WORK ORDER
Please copy out each line of the entries in which "type" appears.

RECORD EXTRACTS
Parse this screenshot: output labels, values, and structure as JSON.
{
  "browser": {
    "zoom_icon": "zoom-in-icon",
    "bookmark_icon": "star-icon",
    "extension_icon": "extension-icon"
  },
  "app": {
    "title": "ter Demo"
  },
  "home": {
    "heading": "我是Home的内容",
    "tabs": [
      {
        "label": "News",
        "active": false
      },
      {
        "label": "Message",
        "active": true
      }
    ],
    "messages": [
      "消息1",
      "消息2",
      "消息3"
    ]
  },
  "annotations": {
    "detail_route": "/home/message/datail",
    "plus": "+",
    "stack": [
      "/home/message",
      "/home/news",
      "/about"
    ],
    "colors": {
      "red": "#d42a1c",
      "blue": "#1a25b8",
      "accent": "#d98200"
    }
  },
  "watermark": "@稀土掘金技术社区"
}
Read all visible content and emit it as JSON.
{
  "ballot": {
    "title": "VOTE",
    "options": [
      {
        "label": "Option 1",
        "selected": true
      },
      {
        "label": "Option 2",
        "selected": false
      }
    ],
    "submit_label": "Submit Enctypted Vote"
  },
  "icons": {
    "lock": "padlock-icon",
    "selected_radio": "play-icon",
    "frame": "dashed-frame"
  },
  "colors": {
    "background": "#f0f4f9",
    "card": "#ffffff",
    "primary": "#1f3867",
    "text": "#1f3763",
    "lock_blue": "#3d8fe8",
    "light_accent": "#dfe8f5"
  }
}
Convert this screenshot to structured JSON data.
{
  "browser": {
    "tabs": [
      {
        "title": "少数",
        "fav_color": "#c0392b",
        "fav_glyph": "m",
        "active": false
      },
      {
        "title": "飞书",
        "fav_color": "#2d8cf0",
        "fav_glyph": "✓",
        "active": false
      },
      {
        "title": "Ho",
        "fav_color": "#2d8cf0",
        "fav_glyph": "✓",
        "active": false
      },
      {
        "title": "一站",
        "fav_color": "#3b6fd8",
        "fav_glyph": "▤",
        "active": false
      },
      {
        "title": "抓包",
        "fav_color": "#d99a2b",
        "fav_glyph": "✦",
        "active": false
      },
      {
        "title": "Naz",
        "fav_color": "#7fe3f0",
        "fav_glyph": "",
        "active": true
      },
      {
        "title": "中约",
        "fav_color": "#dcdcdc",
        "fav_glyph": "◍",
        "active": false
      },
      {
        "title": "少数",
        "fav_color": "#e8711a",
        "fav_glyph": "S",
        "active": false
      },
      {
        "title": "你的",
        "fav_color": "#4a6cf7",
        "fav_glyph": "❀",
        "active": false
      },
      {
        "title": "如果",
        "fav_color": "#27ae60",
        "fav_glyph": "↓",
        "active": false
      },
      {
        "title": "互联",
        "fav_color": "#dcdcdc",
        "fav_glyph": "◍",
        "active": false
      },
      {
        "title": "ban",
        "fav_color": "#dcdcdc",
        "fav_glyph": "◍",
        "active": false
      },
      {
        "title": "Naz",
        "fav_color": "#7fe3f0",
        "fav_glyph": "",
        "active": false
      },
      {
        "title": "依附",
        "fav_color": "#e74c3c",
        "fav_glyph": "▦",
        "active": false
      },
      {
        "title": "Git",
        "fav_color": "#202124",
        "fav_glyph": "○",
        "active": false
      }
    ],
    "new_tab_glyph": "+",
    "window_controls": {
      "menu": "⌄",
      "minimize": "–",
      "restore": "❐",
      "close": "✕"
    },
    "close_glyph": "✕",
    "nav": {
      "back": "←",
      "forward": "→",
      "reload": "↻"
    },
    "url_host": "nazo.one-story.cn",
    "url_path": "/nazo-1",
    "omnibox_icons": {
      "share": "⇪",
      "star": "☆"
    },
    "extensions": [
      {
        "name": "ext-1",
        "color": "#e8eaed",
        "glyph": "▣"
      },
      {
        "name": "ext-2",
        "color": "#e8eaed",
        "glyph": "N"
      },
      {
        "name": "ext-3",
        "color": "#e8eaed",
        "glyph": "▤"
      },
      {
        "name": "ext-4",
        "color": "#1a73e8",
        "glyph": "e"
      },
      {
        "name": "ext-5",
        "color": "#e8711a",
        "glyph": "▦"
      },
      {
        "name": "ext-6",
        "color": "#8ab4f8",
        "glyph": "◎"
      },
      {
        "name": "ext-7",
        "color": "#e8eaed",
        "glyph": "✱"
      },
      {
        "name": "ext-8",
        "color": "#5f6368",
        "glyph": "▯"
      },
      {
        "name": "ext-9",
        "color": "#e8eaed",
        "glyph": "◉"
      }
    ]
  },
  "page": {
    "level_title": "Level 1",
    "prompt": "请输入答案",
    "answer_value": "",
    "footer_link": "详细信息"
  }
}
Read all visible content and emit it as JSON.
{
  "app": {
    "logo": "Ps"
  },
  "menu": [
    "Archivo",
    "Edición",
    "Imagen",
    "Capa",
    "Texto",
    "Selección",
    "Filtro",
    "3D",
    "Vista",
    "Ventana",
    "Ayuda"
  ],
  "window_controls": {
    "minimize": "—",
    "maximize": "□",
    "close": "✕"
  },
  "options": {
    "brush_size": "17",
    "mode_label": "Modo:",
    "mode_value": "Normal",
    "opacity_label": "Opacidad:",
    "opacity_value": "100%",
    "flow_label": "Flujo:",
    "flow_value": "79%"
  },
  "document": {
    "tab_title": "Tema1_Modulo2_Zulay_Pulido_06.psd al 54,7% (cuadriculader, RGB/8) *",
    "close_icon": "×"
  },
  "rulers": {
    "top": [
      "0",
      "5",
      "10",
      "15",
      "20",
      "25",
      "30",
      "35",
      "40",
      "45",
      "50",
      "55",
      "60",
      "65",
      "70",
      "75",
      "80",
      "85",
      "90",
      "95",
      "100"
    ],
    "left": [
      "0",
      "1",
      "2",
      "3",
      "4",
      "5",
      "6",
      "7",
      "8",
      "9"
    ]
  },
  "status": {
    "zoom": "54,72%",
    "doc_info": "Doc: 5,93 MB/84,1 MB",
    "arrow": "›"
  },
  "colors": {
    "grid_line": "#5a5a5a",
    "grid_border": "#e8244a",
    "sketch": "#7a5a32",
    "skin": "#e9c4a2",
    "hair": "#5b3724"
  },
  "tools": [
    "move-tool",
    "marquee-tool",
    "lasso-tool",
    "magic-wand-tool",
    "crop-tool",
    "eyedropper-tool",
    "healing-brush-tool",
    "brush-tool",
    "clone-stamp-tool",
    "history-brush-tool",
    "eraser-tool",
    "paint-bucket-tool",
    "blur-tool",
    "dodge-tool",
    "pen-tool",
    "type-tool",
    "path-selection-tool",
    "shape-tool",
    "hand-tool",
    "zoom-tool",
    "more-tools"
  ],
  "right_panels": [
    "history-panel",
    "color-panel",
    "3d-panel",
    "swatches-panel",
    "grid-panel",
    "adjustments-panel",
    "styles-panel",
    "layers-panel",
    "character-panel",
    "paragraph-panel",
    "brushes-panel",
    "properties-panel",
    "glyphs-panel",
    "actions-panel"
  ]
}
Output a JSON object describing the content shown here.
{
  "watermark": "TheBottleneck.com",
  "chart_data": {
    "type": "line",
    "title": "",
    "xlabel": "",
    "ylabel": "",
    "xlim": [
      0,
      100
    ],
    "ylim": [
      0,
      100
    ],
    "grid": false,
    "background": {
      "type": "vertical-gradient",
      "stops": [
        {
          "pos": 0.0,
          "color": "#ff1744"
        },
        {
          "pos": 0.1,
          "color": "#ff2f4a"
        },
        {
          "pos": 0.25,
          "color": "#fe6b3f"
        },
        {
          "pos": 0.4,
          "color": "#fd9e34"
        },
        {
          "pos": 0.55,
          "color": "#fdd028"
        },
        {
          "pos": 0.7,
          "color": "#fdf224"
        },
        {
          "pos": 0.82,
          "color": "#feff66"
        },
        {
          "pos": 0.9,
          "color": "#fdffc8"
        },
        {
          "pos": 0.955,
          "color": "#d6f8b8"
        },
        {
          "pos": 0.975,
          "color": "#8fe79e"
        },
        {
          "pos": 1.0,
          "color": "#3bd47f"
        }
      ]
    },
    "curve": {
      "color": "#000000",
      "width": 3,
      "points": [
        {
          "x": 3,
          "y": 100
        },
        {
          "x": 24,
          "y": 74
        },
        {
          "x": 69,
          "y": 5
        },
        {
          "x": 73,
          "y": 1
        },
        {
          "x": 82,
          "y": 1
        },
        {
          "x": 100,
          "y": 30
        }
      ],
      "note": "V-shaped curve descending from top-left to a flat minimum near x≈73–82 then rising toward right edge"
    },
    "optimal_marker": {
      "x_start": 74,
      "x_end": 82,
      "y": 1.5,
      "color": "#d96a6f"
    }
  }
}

SOLUTION
    "type-tool",
    "type": "line",
      "type": "vertical-gradient",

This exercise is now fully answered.